_Work order_. Go line by line through the entries below and copy those containing the string "placeholder".
____________
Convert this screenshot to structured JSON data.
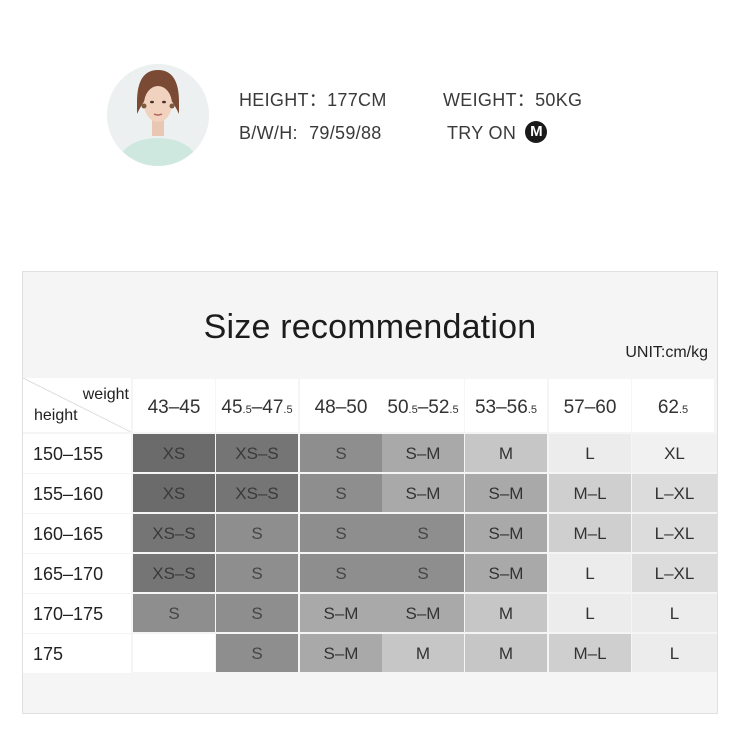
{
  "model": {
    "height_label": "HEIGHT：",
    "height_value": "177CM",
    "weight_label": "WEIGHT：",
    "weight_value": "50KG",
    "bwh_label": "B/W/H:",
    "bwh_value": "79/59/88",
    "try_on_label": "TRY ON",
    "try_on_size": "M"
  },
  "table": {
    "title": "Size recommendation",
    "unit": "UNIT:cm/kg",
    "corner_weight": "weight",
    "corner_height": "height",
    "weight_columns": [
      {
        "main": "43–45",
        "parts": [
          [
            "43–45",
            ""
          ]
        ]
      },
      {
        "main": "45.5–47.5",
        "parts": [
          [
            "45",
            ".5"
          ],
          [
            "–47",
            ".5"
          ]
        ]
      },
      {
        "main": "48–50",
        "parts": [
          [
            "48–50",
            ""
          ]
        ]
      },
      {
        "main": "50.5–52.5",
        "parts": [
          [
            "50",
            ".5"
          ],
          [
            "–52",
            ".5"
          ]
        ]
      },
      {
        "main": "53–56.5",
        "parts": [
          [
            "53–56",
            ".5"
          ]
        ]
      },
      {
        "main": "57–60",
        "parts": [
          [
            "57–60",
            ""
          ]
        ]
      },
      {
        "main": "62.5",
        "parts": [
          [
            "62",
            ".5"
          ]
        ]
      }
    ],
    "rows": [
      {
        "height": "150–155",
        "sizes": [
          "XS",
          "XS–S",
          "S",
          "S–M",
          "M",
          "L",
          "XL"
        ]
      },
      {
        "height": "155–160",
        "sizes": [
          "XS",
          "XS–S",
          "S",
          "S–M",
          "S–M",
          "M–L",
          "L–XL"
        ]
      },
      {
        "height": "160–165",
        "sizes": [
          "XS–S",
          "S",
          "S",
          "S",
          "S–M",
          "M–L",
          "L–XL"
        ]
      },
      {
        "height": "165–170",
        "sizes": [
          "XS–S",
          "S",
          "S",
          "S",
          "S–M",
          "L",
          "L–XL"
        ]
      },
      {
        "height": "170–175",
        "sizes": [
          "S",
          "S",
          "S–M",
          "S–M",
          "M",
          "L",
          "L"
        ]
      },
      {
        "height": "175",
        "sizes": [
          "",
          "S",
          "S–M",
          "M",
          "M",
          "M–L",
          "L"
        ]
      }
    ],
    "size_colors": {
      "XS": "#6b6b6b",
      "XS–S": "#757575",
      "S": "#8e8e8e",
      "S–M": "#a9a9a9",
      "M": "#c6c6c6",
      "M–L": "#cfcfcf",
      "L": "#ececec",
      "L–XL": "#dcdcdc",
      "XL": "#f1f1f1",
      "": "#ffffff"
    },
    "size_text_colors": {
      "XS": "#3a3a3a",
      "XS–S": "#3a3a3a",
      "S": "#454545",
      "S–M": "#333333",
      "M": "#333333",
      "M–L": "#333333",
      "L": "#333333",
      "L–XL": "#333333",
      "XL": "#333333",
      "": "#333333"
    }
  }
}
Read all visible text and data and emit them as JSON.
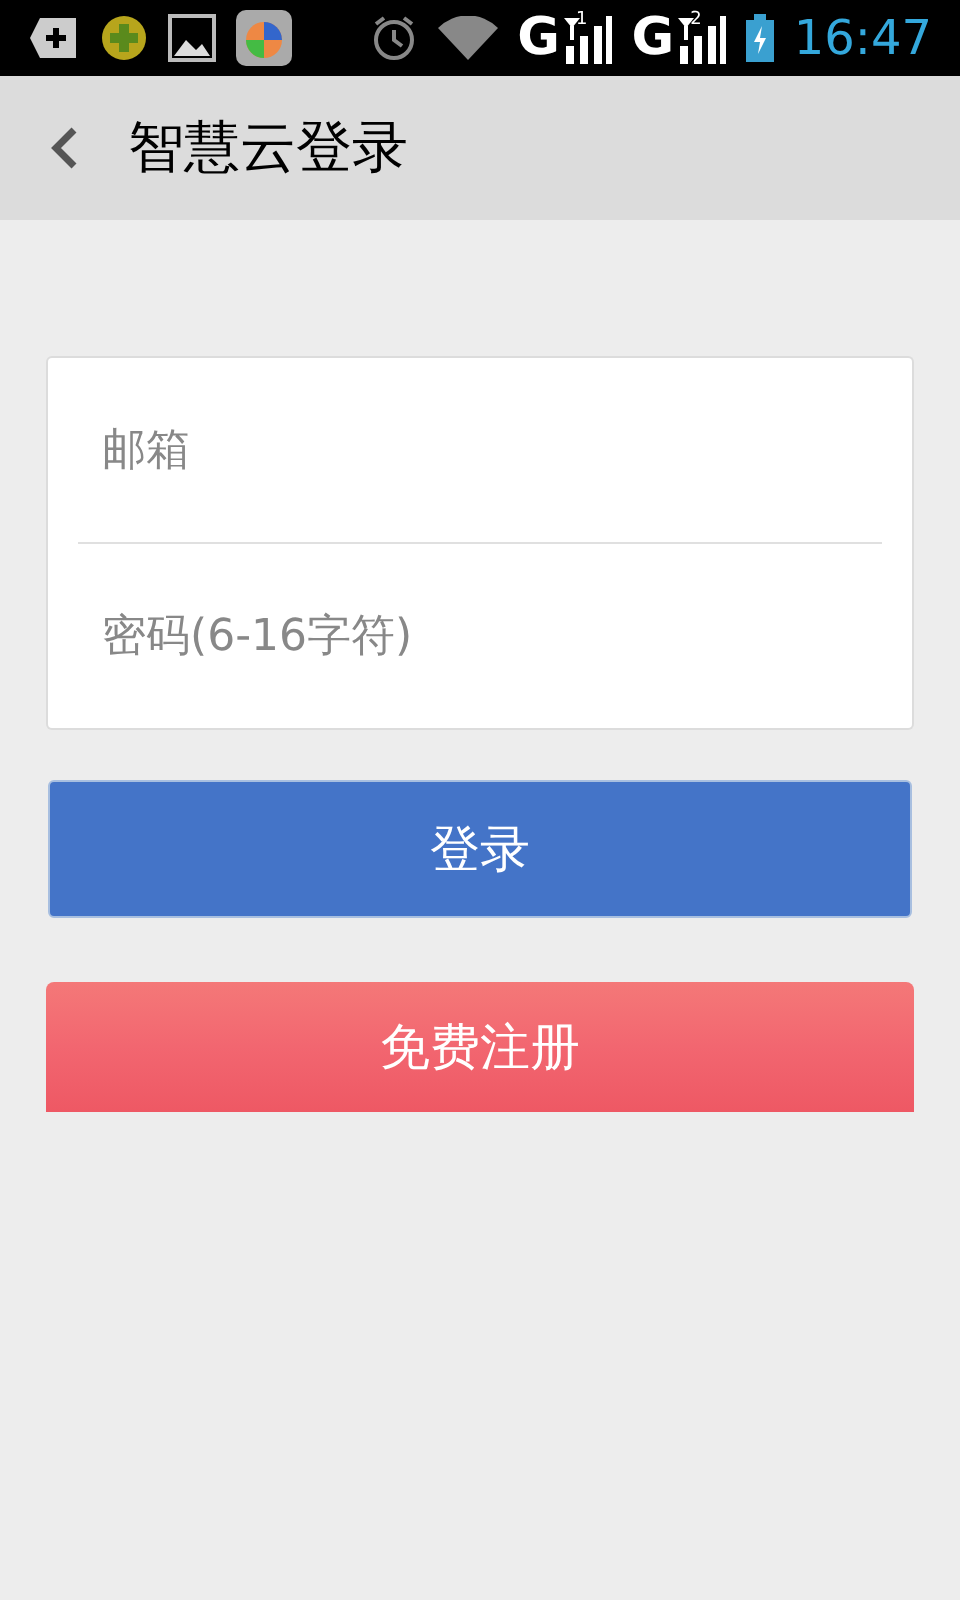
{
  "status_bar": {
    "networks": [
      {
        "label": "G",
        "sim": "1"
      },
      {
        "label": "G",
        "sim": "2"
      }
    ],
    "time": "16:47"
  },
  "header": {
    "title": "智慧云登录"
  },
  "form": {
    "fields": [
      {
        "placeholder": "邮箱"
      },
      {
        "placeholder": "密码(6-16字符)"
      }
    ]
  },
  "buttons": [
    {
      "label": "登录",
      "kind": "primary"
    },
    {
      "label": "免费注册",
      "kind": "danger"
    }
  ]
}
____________
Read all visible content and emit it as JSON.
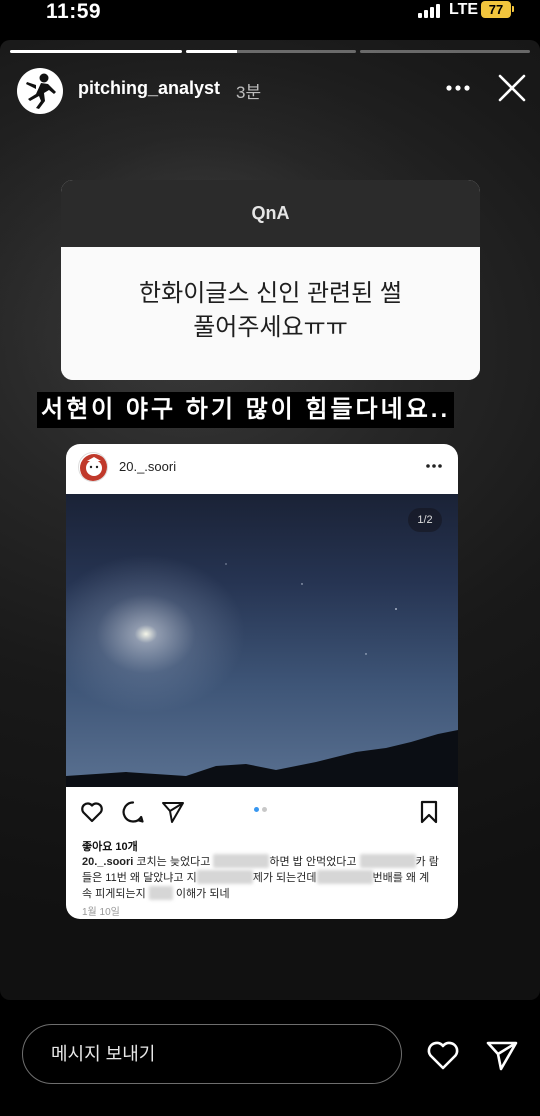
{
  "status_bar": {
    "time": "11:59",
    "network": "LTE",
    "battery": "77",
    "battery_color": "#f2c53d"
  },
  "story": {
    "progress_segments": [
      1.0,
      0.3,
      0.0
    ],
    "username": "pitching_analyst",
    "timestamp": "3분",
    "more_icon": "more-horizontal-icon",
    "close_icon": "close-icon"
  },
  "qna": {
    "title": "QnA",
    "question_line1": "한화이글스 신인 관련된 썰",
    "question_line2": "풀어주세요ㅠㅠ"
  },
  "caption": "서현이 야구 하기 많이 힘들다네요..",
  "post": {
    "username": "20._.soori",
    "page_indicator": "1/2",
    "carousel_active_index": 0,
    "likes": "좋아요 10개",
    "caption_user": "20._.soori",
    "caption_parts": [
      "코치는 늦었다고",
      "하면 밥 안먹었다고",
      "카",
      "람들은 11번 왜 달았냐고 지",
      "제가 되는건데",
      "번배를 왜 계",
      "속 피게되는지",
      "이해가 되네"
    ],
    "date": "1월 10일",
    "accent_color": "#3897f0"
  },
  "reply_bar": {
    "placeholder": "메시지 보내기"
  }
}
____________
_Expected answer_.
        "placeholder": "邮箱"
        "placeholder": "密码(6-16字符)"
    "placeholder": "메시지 보내기"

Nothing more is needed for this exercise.